A large development proposed for West Paces Ferry Road has come back to Buckhead planning boards with fewer proposed parking spaces due to new requirements set by a parking overlay passed last year.

Developer JLB Partners is proposing to build a 13-story residential building at 99 West Paces Ferry Road, a property it purchased in 2015. The developer plans to build out the site in phases, with the first phase proposed to bring 313 multifamily units and 542 parking spaces, according to a presentation given Aug. 1 to the Development Review Committee of Special Public Interest District 9, a zoning area in central Buckhead. The committee met at Tower Place 100.

Jessica Hill, a partner at Morris, Manning and Martin, representing the developer, presents the new design for 99 West Paces Ferry at the Aug.1 SPI-9 meeting. (Evelyn Andrews)

The site is currently a small office building, surrounded by a few condo buildings, a bank and the St. Regis Atlanta hotel.

The second phase is currently approved for a residential or hotel use, but JLB has not presented plans for that phase yet.

The developer also made changes to the building’s design based on feedback from SPI-9 given at that previous meeting. The committee had recommended the developer change the design to be more modern and in character with the Buckhead Village area, according to the report.

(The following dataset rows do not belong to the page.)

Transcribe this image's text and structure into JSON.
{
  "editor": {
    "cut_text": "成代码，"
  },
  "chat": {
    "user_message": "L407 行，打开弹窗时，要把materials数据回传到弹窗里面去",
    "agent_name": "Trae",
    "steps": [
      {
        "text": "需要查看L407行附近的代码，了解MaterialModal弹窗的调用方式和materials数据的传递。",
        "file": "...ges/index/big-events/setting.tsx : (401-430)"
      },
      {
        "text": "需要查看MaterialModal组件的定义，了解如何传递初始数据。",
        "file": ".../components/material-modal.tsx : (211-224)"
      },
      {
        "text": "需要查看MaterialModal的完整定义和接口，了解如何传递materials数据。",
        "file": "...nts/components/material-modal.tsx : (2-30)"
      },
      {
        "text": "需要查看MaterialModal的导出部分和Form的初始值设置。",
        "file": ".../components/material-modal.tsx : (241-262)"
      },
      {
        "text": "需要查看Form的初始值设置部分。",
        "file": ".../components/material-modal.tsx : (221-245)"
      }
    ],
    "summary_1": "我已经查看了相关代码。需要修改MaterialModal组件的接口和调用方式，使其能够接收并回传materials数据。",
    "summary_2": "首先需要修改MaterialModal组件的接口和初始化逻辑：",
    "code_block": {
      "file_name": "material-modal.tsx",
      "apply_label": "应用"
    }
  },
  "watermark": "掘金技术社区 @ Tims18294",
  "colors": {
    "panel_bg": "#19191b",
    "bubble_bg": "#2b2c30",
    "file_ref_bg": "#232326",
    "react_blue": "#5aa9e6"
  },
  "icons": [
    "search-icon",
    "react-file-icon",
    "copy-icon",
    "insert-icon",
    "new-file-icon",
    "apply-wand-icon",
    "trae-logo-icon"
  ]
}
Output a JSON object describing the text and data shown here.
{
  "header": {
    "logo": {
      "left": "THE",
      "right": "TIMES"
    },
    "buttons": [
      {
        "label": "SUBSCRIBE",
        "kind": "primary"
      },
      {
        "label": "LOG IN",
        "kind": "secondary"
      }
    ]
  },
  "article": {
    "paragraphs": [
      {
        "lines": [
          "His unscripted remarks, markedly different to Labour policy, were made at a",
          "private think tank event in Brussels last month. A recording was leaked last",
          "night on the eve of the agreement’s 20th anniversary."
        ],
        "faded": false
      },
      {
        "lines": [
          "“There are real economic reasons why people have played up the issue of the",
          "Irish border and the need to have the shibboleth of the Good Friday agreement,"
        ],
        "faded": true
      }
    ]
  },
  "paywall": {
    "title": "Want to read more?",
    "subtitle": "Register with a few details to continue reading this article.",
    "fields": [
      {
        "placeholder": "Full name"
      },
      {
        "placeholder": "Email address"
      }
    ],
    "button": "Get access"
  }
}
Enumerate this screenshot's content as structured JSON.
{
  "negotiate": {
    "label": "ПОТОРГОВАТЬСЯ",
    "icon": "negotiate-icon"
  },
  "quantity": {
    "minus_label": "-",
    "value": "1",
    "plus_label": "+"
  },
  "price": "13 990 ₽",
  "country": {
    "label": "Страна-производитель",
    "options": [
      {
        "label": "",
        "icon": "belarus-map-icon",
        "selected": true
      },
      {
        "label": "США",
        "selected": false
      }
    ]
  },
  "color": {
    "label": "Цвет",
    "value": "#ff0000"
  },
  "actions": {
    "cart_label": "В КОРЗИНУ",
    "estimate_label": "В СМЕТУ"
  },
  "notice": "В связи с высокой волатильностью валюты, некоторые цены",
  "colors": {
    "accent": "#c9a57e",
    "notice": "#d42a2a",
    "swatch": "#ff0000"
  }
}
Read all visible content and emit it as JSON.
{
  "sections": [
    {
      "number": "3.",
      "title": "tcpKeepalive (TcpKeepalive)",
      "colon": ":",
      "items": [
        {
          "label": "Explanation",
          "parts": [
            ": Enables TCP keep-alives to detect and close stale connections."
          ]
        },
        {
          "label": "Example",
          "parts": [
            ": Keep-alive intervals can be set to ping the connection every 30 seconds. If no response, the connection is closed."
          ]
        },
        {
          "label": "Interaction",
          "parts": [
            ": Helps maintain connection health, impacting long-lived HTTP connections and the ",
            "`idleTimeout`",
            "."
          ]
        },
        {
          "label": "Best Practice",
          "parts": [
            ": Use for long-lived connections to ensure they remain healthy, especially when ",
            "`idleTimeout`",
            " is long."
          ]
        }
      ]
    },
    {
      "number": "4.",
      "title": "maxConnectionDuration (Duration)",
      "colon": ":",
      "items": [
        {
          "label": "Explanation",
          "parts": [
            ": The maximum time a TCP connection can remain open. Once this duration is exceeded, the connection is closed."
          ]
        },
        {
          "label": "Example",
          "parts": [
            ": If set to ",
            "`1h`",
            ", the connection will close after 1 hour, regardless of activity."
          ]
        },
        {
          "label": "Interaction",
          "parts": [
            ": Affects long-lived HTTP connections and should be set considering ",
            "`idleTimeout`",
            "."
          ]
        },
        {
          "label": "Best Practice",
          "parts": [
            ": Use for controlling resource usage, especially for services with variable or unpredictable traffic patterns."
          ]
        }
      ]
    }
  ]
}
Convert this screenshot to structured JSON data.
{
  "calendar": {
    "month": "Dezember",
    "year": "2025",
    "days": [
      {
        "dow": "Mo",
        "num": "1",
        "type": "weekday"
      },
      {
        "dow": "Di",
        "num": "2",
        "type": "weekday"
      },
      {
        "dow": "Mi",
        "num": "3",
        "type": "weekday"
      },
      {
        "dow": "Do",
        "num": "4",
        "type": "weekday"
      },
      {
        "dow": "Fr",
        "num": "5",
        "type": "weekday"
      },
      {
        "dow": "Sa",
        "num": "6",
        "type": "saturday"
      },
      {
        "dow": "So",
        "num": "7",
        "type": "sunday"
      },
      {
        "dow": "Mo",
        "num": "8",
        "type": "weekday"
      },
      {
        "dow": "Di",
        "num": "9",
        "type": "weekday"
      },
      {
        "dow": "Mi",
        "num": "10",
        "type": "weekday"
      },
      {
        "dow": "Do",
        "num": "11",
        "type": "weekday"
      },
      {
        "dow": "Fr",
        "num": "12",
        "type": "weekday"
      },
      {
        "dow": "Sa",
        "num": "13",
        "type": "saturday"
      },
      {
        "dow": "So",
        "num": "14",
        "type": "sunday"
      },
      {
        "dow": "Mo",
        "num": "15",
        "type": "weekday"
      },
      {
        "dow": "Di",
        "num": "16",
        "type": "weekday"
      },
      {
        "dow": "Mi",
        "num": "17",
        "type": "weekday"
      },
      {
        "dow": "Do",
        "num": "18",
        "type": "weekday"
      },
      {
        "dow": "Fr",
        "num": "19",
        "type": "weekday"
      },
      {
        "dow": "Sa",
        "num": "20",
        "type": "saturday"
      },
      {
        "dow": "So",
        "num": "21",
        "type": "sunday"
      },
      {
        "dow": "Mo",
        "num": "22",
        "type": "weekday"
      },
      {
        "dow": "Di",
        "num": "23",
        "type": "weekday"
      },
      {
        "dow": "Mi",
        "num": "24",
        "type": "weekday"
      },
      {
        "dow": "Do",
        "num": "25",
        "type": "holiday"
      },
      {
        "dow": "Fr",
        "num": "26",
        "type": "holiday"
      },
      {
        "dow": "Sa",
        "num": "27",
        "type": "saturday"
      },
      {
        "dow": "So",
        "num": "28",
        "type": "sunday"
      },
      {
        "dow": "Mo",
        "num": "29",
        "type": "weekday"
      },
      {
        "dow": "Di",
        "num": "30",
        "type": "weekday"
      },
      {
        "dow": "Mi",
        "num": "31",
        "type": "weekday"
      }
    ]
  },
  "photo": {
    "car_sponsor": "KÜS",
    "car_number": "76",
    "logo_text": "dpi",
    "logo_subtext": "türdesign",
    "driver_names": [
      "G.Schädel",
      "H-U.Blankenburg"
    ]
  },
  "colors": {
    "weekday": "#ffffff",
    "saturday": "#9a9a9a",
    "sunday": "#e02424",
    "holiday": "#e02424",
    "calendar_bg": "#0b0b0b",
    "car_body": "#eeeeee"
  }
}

The new design swaps the brown brick and gray siding for more glass and metal features.

“It looks architecturally better,” Bonnie Dean, a committee member said.

The developers will now seek approval from city of Atlanta planning boards.

The amount of parking spaces had to be cut down due to the passage of the “Buckhead Parking Overlay District” in September 2017, but the SPI-9 board had already expressed disapproval of the amount of parking proposed at the developer’s previous review.

The initial proposal in 2017 called for 989 parking spaces and 525 apartments for both phases combined.

The committee recommended the number of parking spaces be “reduced significantly” at the 2017 meeting, according to the report.

The new limit under the overlay for both the planned phases of the development is 750 spaces, according to the SPI-9 report, but the committee recommended the developer come in even lower than that “to the extent possible.”

Hudson Hooks, a partner at JLB, said the amount of units had to be decreased because of the new overlay limits. The developer made the units larger instead to bring down the number of cars residents would have, he said.

The developer is also planning 5,900 square feet of commercial space on the ground level, and JLB anticipates heavy parking space use by those customers.

“Ultimately, we might get into a situation we’re we might have to share parking,” he said.

The parking overlay was established by an ordinance by District 7 Councilmember Howard Shook and former District 8 Councilmember Yolanda Adrean. Shook said he has not received many comments or any complaints about the new district, which signals to him that it has been effective.

“That suggests to me that it’s working and that the previous parking amounts were too generous,” he said. “Developers put their pencils down and made it work.”

The parking overlay was passed with the hope of easing Buckhead’s traffic congestion.